Decorative Art

A piece of art can be decorative or collectable or both. A piece of decorative art is something that is solely intended to be displayed to compliment a room. A piece of collectable art is artwork that will likely maintain or increase in value. I've spoken with other artists and collectors who will judge and label artwork as purely decorative and I have sometimes begged to differ.

It seemed to me that artwork sometimes get pigeonholed. Not always, but it does happen. Sometimes artists will call a piece of artwork decorative if the creator's pieces were being acquired and used to decorate their home.

This does not mean the artwork is purely decorative. In fact, no one can be 100% sure that a piece of original artwork will always be purely decorative art.

Collecting and decorating with art is a very personal choice. An interior decorator may be mostly concerned with decorating or staging a home or room whereas an art collector or enthusiast may select artwork solely based on how collectible the piece is. Or, someone may decorate with collectable artwork. People often buy artwork based on emotion. Someone may fall in love with a print of an unknown because it evokes an emotion within them that is enjoyable. Or it may match their couch.

original artwork - abstract painting - THE LAST CONTINENT by Osnat

Using artwork for purely decorative purposes is an art in and of itself. Staging a room can be tremendous joy. Rooms can be staged by color or theme.
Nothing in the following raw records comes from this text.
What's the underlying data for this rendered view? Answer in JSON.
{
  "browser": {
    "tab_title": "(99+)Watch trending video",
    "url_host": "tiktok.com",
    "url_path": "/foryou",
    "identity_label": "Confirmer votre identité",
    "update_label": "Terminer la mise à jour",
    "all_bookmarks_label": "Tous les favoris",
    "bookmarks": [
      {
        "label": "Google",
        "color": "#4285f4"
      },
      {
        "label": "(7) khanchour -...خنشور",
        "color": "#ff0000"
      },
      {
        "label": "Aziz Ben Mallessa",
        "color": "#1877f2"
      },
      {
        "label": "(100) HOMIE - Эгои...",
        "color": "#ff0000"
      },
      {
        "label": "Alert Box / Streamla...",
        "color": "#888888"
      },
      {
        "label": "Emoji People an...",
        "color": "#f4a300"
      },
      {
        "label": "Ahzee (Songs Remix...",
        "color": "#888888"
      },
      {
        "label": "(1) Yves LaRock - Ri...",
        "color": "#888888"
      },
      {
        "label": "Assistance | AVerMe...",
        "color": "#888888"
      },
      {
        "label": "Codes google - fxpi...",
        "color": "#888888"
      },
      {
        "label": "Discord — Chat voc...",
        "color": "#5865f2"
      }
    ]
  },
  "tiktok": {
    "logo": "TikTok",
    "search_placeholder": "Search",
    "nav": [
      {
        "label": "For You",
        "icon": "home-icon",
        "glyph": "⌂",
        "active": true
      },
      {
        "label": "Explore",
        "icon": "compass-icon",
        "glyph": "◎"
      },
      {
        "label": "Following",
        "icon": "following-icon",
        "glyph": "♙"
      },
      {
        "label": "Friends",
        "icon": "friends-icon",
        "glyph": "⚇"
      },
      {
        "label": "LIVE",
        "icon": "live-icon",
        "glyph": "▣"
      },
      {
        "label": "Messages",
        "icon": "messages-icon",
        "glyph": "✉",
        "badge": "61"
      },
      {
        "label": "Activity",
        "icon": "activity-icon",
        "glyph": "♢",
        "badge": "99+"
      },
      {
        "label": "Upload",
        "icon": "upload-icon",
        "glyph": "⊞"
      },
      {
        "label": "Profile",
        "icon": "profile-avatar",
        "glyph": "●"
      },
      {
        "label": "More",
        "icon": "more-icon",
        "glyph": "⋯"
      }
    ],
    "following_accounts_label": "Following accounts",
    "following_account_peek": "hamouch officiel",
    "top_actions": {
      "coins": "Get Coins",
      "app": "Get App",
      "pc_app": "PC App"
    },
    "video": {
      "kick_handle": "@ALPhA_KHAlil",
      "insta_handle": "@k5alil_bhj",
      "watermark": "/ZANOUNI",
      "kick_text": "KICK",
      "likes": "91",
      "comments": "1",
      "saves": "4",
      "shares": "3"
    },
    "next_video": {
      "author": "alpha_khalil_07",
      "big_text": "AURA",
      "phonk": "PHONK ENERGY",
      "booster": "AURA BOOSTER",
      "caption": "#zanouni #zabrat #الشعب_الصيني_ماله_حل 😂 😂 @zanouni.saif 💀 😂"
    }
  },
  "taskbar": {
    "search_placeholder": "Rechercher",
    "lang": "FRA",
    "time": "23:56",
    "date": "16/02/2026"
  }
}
Rooms can be decorated to produce feelings of excitement, peace and calm, mindfulness, or any emotion including the bittersweet feelings of nostalgia. Decorating with art can help define a room's purpose.

Did you ever consider that the artist who creates the piece of art you love is a healer? Decorating with artwork is healing. Sitting in a room with a lovely piece of artwork to gaze at can quiet or excite the mind and stimulate the body's chemistry. Did you ever consider that artists are chemists? When we have feelings we release powerful hormones such as endorphins. The next time you consider adding a piece of artwork to your collection, think about how the piece makes you feel. Does it excite you? Does it make you feel at peace? Does it remind you of a fond memory? At this point, when one experiences the benefits of feeling good, collectability means little. When a piece can elicit both emotion and potential increase in value this is a bonus.